Immediately following a PLP NC meeting in May of 1978, a member of the NC began to phone everyone he knew in CPL to tell them that the CPL leadership was cowardly and revisionist. He followed up his calls with letters to the same effect.
This factionalism is poo-pooed by PL’s leadership as fighting for socialism.
At one point PL solicited materials from our cadre for their pre-convention bulletins. But when one of our own members sent in an article the editor of the internal went to pains to make a joke out of the comrade’s initials. No one would write after that, of course.
In the matter of the public debate, PLP asked for an exchange over Quebec and the national question and then opened their differences in Challenge by saying CPL had deliberately misled them and expressing dismay. This despite the fact they told our leadership that they disagreed with our views strongly and for a very long time.
Our Party chairman was invited to New York in May for friendly talks and then the PL leadership circulated highly detailed and carefully edited notes on his remarks. He was not told his views were going to be represented this way or given a chance to comment on them before they were used to misrepresent his opinions.
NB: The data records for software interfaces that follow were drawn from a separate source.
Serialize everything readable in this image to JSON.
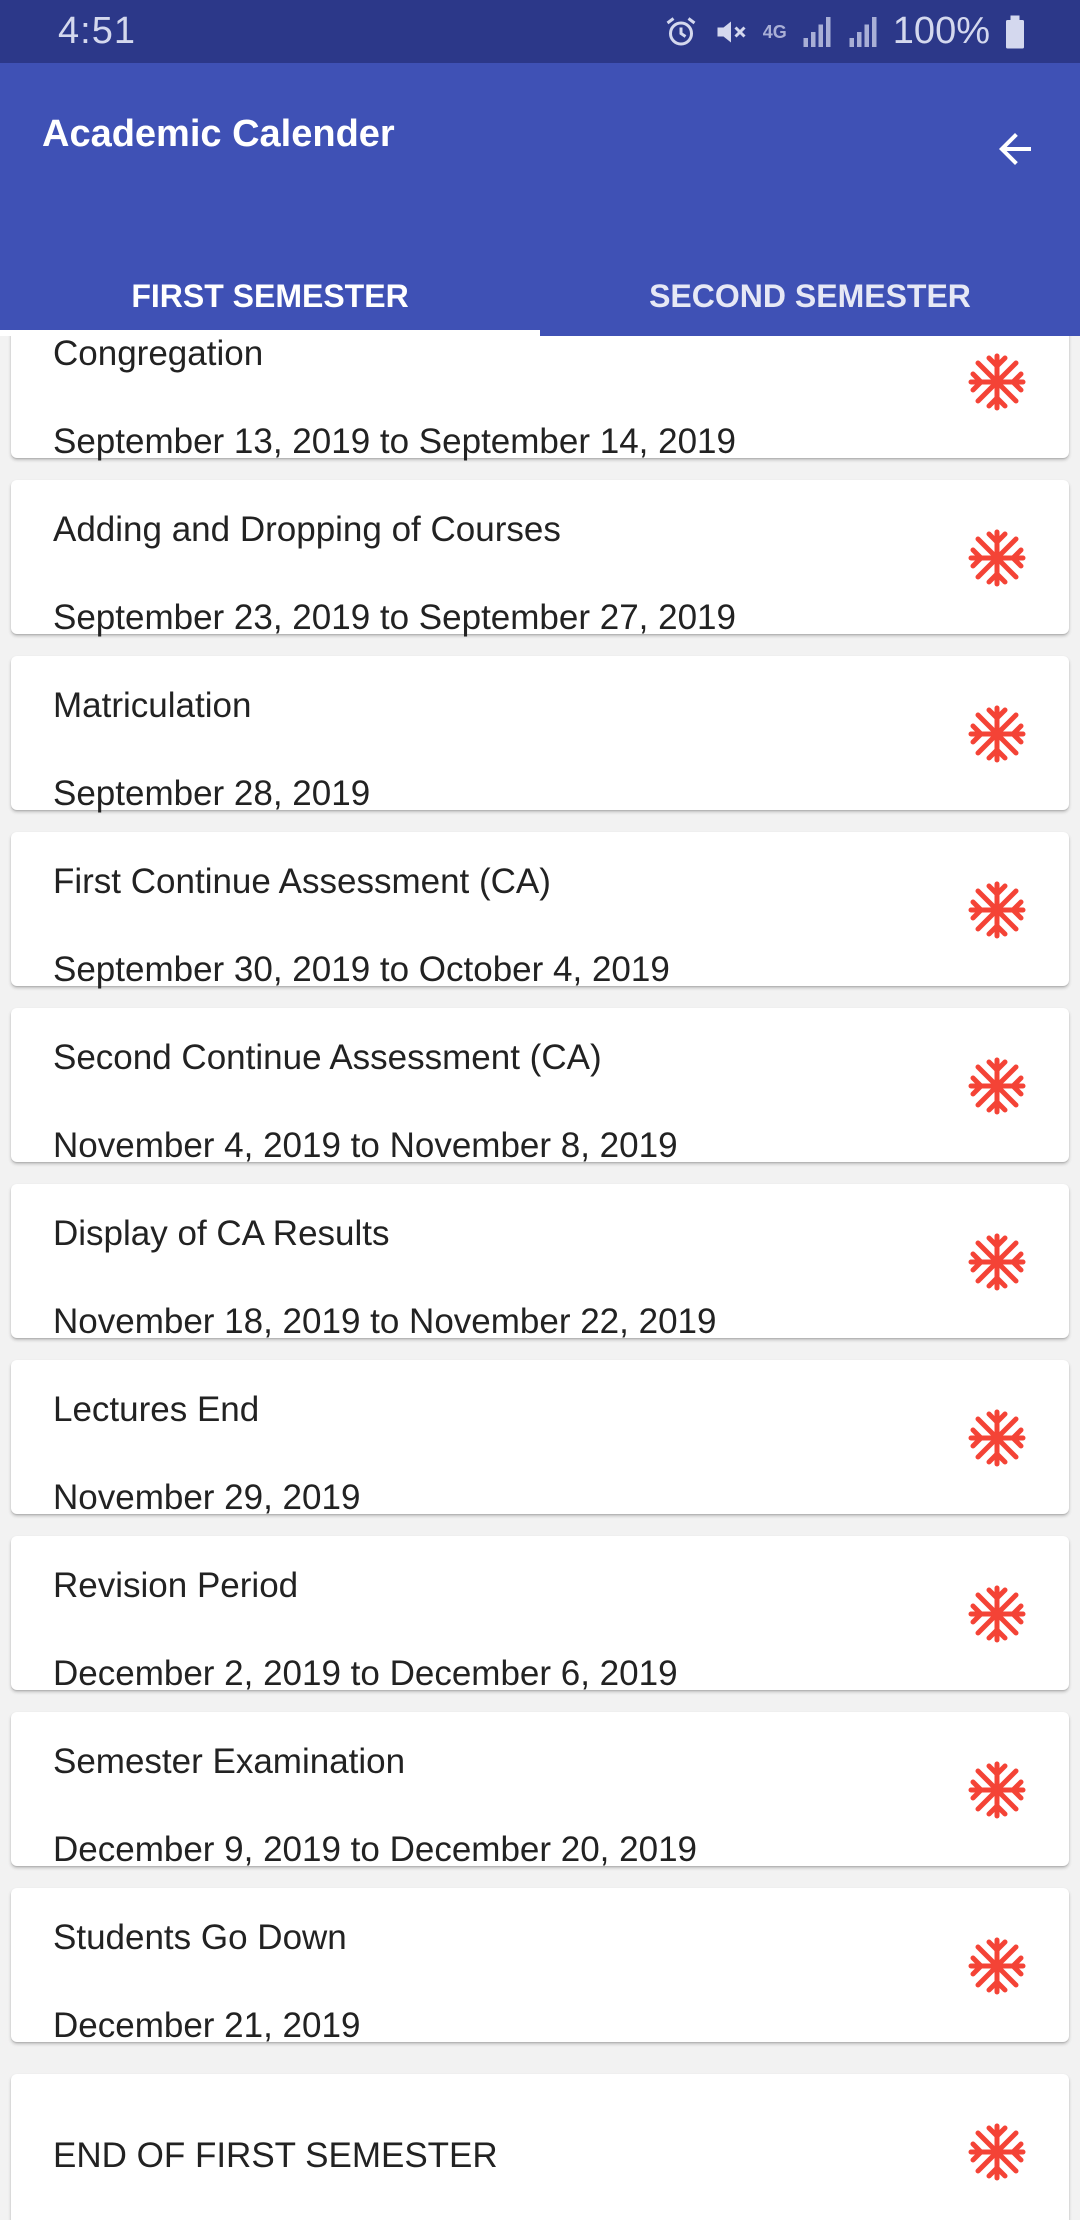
{
  "status_bar": {
    "time": "4:51",
    "network": "4G",
    "battery": "100%",
    "icons": [
      "alarm-icon",
      "mute-icon",
      "network-4g-icon",
      "signal-icon",
      "signal-icon",
      "battery-icon"
    ]
  },
  "app_bar": {
    "title": "Academic Calender",
    "back_icon": "arrow-left-icon"
  },
  "tabs": [
    {
      "label": "FIRST SEMESTER",
      "selected": true
    },
    {
      "label": "SECOND SEMESTER",
      "selected": false
    }
  ],
  "colors": {
    "status_bar": "#2c3889",
    "app_bar": "#3f51b5",
    "accent_icon": "#f44336",
    "card_background": "#ffffff",
    "page_background": "#f2f2f2"
  },
  "events": [
    {
      "title": "Congregation",
      "date": "September 13, 2019 to September 14, 2019",
      "icon": "snowflake-icon"
    },
    {
      "title": "Adding and Dropping of Courses",
      "date": "September 23, 2019 to September 27, 2019",
      "icon": "snowflake-icon"
    },
    {
      "title": "Matriculation",
      "date": "September 28, 2019",
      "icon": "snowflake-icon"
    },
    {
      "title": "First Continue Assessment (CA)",
      "date": "September 30, 2019 to October 4, 2019",
      "icon": "snowflake-icon"
    },
    {
      "title": "Second Continue Assessment (CA)",
      "date": "November 4, 2019 to November 8, 2019",
      "icon": "snowflake-icon"
    },
    {
      "title": "Display of CA Results",
      "date": "November 18, 2019 to November 22, 2019",
      "icon": "snowflake-icon"
    },
    {
      "title": "Lectures End",
      "date": "November 29, 2019",
      "icon": "snowflake-icon"
    },
    {
      "title": "Revision Period",
      "date": "December 2, 2019 to December 6, 2019",
      "icon": "snowflake-icon"
    },
    {
      "title": "Semester Examination",
      "date": "December 9, 2019 to December 20, 2019",
      "icon": "snowflake-icon"
    },
    {
      "title": "Students Go Down",
      "date": "December 21, 2019",
      "icon": "snowflake-icon"
    },
    {
      "title": "END OF FIRST SEMESTER",
      "date": "",
      "icon": "snowflake-icon"
    }
  ]
}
In short, there was insufficient goodwill and comradeship to permit our cadre to participate in the convention. Some sign of self-criticism from PLP might have changed our view, but there was nary a sound from the PLP dirty tricks department.